In formulating strategy to 2050, government needs broader goals
Hwok-Aun Lee, Asia Nikkei
Malaysia is embarking on a grand experiment as the writing of the government's Transformasi Nasional 2050 document kicks into full swing.
This national transformation project, intended to chart Malaysia's development for the three decades from 2020, promises a new mode of policymaking through myriad discussions, surveys and roadshows, culminating in a comprehensive policy document to be delivered in December.
It also reaches out specifically to young people, who are intended to be the principal audience and beneficiaries. Prime Minister Najib Razak has tapped Khairy Jamaluddin, the charismatic Minister of Youth and Sports, as chief organizer and ambassador.
The "government knows best" era is over, according to the project tagline. At the same time, political leaders have been intimately involved, rousing public sentiments at discussion sessions while canvassing for aspirations and ideas.
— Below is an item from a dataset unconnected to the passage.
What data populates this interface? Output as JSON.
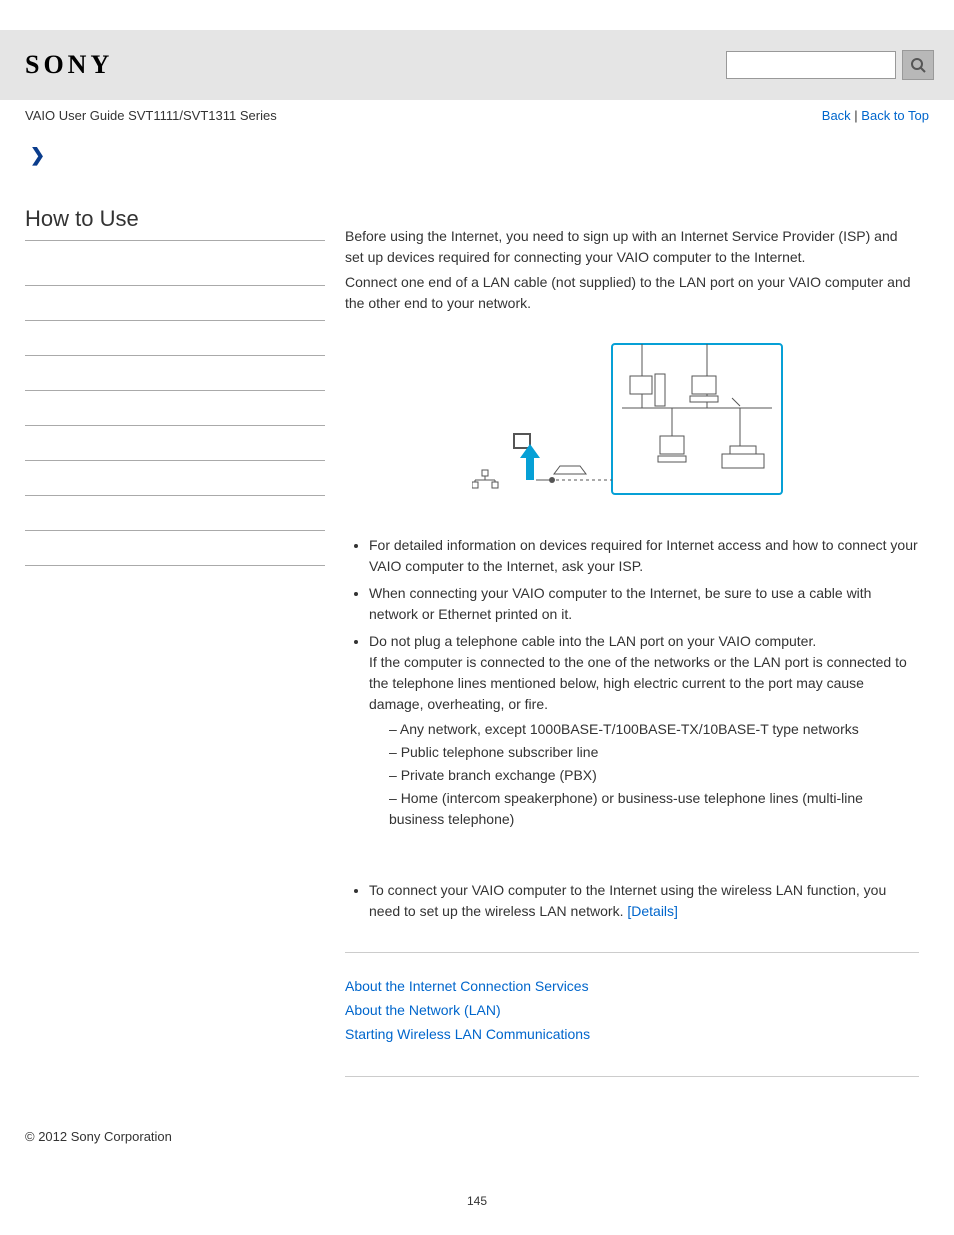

With Malaysia's 14th general election widely expected to be called this year, the TN50 process evidently plays a role in burnishing the ruling coalition's popularity.
Undeniably, TN50 introduces a novel and potentially game-changing approach to policy. But will this exercise fulfill its promise of a "bottom-up" process that represents the voice of the people, or will it be a vehicle to publicly endorse the government's wishes? The answer depends on a series of issues.
Firstly, TN50 resolves ultimately to set "solid targets," but broad public engagement yields better material for articulating national values, aspirations and ideals. Long-term quantitative goals might reflect a commitment to specific, binding obligations, but can end up glossing over complexities and nuances in society and manufacturing popular endorsement of preconceived agendas.
TN50 follows two earlier momentous policies or visionary statements: the New Economic Policy, and Vision 2020. The NEP, spanning 1971-1990, was authored by academics and technocrats and set some targets, but not in a comprehensive manner. Vision 2020, derived from a speech by former Prime Minister Mahathir Mohamad, articulated idealistic ambitions and sweeping notions of progress over 30 years.
In contrast, TN50 adopts the current policy trend of setting and monitoring key performance indicators. These have been applied to short- and medium-term plans (two to five years), or single sector reforms such as an Education Blueprint (2015-2030). Extrapolating this method to a 30-year comprehensive program is bold and unprecedented, but is it wise and meaningful?
Najib and Khairy clearly desire to distinguish TN50 from Vision 2020, which they criticize for merely expressing lofty intentions. However, this fervor to depart from the iconic Vision may encourage the pursuit of concrete but underwhelming objectives.
It is cumbersome and potentially chaotic to solicit free-ranging suggestions of quantifiable goals on a 30-year horizon. Expectedly, TN50 discussions, held since January on public university campuses, have been steered to focus on set topics, notably international recognition of the country's achievements.